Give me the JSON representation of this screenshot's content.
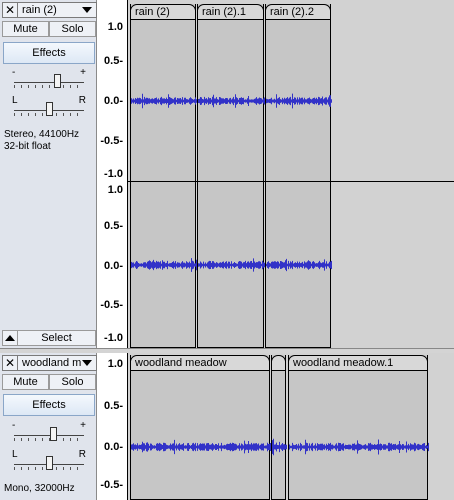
{
  "tracks": [
    {
      "name": "rain (2)",
      "mute": "Mute",
      "solo": "Solo",
      "effects": "Effects",
      "gain_minus": "-",
      "gain_plus": "+",
      "pan_l": "L",
      "pan_r": "R",
      "info_line1": "Stereo, 44100Hz",
      "info_line2": "32-bit float",
      "select": "Select",
      "ruler_labels_upper": [
        "1.0",
        "0.5-",
        "0.0-",
        "-0.5-",
        "-1.0"
      ],
      "ruler_labels_lower": [
        "1.0",
        "0.5-",
        "0.0-",
        "-0.5-",
        "-1.0"
      ],
      "clips": [
        "rain (2)",
        "rain (2).1",
        "rain (2).2"
      ]
    },
    {
      "name": "woodland m",
      "mute": "Mute",
      "solo": "Solo",
      "effects": "Effects",
      "gain_minus": "-",
      "gain_plus": "+",
      "pan_l": "L",
      "pan_r": "R",
      "info_line1": "Mono, 32000Hz",
      "ruler_labels": [
        "1.0",
        "0.5-",
        "0.0-",
        "-0.5-"
      ],
      "clips": [
        "woodland meadow",
        "",
        "woodland meadow.1"
      ]
    }
  ],
  "icons": {
    "close": "close-icon",
    "menu": "chevron-down-icon",
    "collapse": "collapse-up-icon"
  },
  "colors": {
    "waveform": "#3232c8",
    "clip_bg": "#c6c6c6",
    "panel_bg": "#e0e4ec"
  }
}
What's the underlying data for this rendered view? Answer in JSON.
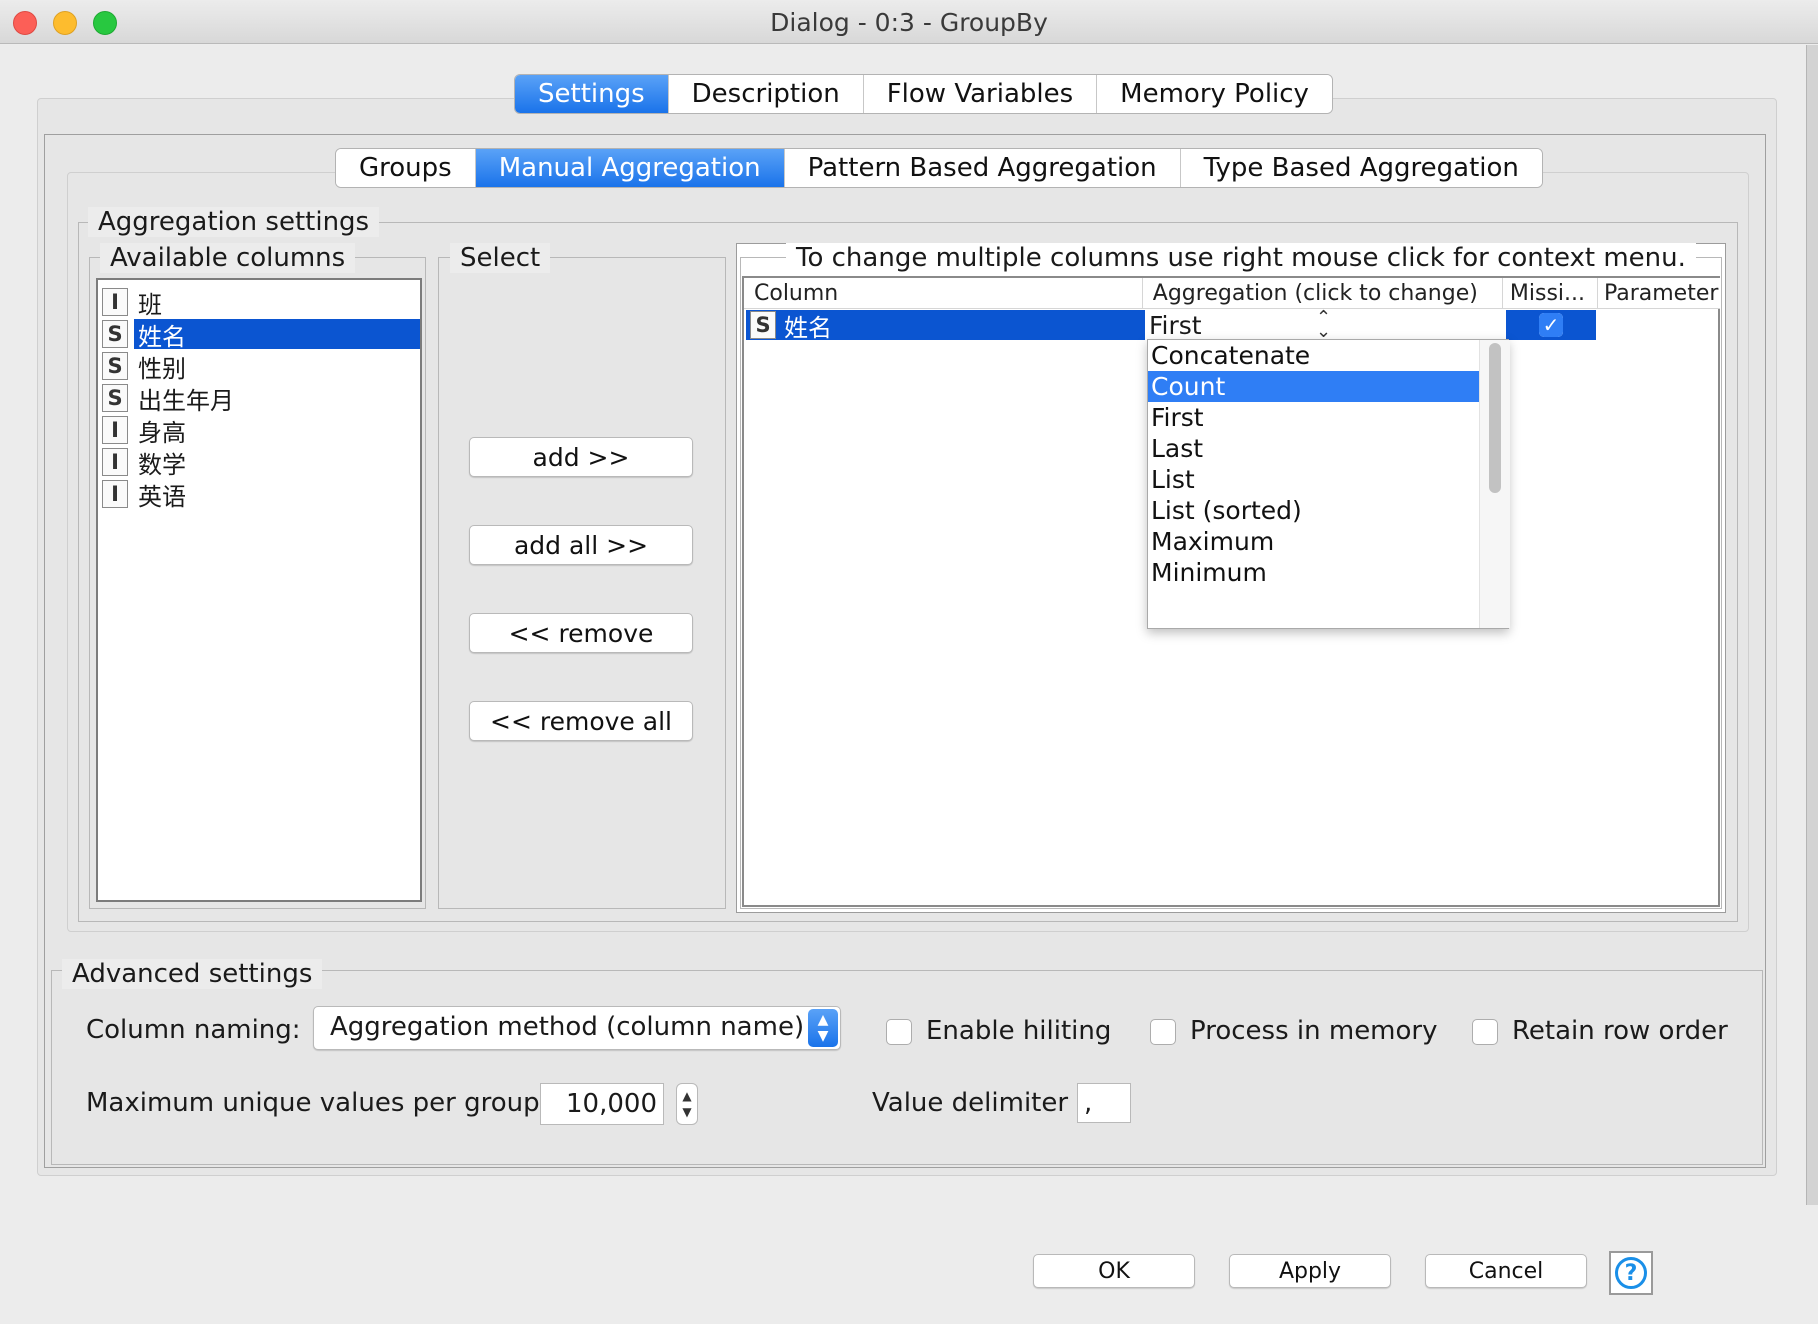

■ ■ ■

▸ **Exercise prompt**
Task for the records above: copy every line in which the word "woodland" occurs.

▸ **Answer to the exercise**
      "name": "woodland m",
        "woodland meadow",
        "woodland meadow.1"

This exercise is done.